As a microbiologist, I’m used to seeing big numbers when it comes to the number of cells in any given place, so yes, that’s a big number, but microbes like to grow in big numbers.

Still, multiply it up for the internal area of this big boy…

…and you’ve got enough bacteria to wipe out the entire planet several times over. Perhaps that’s Florentijn Hofman‘s secret plan.

Anyway, if you’re a parent and you have concerns (or even if you’re not a parent and you have concerns), you have a few options:

Ditch the duck.
Clean the duck.
Buy a watertight rubber duck to prevent internal growth of nasty bugs.

It’s worth noting that actual, real ducks are also watertight, and most of them aren’t full of Legionella and Pseudomonas spp. – lessons from Mother Nature, ne?

But perhaps the best way to avoid diseases transmitted by rubber ducks is not to bath with a rubber duck in the first place. Or – as I mentioned at the start of this post – not to bath at all.

Noa Bakehouse Fire

I spotted news that that there was a fire at the Noa Bakehouse in Douglas, Isle of Man. Fortunately, it was a small fire and there wasn’t much damage.

However, emergency services are still on the scene.

Still. Two days later.

Just in case.

More penguin peril

Life is hard if you’re a penguin.

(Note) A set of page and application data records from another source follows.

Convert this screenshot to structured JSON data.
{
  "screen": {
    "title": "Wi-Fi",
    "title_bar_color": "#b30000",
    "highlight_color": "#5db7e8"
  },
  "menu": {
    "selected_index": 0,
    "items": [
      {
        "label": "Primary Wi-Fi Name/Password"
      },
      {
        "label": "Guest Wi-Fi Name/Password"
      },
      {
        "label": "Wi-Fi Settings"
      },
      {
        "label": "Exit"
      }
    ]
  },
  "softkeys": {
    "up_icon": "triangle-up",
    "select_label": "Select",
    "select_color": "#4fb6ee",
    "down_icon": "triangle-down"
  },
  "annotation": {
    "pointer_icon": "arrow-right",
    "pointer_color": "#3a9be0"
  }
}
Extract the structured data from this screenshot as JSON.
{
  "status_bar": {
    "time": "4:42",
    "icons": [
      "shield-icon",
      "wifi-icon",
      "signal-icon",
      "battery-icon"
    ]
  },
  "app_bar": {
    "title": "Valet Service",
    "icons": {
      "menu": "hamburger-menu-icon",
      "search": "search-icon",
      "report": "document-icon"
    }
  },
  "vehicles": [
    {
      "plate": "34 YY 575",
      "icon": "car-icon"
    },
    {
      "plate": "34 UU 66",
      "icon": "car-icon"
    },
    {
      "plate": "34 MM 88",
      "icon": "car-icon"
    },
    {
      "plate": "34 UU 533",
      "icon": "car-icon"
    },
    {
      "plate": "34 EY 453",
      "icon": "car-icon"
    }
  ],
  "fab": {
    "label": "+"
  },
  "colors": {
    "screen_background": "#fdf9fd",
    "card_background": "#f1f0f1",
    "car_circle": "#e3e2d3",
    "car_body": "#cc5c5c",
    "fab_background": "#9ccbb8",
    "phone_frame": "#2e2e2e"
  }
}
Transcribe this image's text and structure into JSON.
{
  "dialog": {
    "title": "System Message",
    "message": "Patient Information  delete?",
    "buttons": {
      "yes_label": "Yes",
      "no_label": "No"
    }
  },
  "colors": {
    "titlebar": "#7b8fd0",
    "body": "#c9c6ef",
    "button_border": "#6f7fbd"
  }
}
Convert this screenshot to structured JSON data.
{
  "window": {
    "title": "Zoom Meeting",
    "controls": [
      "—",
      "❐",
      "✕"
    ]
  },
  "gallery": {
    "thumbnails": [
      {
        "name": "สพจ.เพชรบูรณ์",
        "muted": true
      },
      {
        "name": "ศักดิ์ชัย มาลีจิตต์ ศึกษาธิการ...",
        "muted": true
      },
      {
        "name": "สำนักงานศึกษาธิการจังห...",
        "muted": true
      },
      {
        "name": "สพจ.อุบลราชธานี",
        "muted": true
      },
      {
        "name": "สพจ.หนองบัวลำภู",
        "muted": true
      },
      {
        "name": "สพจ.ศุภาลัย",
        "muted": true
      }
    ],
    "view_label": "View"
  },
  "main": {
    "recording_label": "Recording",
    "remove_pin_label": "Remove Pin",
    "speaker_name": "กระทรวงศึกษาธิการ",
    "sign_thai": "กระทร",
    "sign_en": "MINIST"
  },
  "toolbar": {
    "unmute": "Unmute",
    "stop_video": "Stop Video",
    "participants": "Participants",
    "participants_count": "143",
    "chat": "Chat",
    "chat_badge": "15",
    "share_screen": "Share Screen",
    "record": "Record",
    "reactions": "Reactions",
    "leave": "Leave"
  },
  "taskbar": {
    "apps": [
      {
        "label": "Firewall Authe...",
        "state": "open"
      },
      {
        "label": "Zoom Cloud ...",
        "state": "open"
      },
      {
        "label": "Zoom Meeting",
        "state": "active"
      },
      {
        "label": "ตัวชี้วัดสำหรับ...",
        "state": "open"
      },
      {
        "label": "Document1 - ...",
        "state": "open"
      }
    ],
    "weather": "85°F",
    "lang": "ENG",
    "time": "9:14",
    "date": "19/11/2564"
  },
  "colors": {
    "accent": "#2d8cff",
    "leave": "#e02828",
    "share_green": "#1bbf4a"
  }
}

If it’s not humans overfishing your pilchards and (allegedly) changing your climate, it’s large wild cats eating you on the beach. And if you survive them, you’ve got to look out for malaria and beagles. And whalers.

Nope. Being a penguin ain’t easy.

Now though, they face their latest, smallest but possibly biggest challenge yet. Viruses.

Because yes, penguins are birds, and birds get Avian Flu. This is the same H5N8 strain that has been affecting the Western Cape (and beyond) for several months now. I mentioned it back in August here.

We think about it affecting farms (which of course it does), but no-one ever considers wild birds, which – in the Western Cape – include penguins.

And while Boulders Beach – our most local (but not necessarily our best) penguin colony – will remain open for tourists, they will have to take precautions:

Visitors should change shoes and clothes if visiting poultry farms to prevent contamination from one site to another.

Which is important because the chicken farms just outside Robertson have really upped their tourist game recently, and it would be sad to waste all their effort.

Seriously though: fingers crossed that this doesn’t do a lot of lasting damage.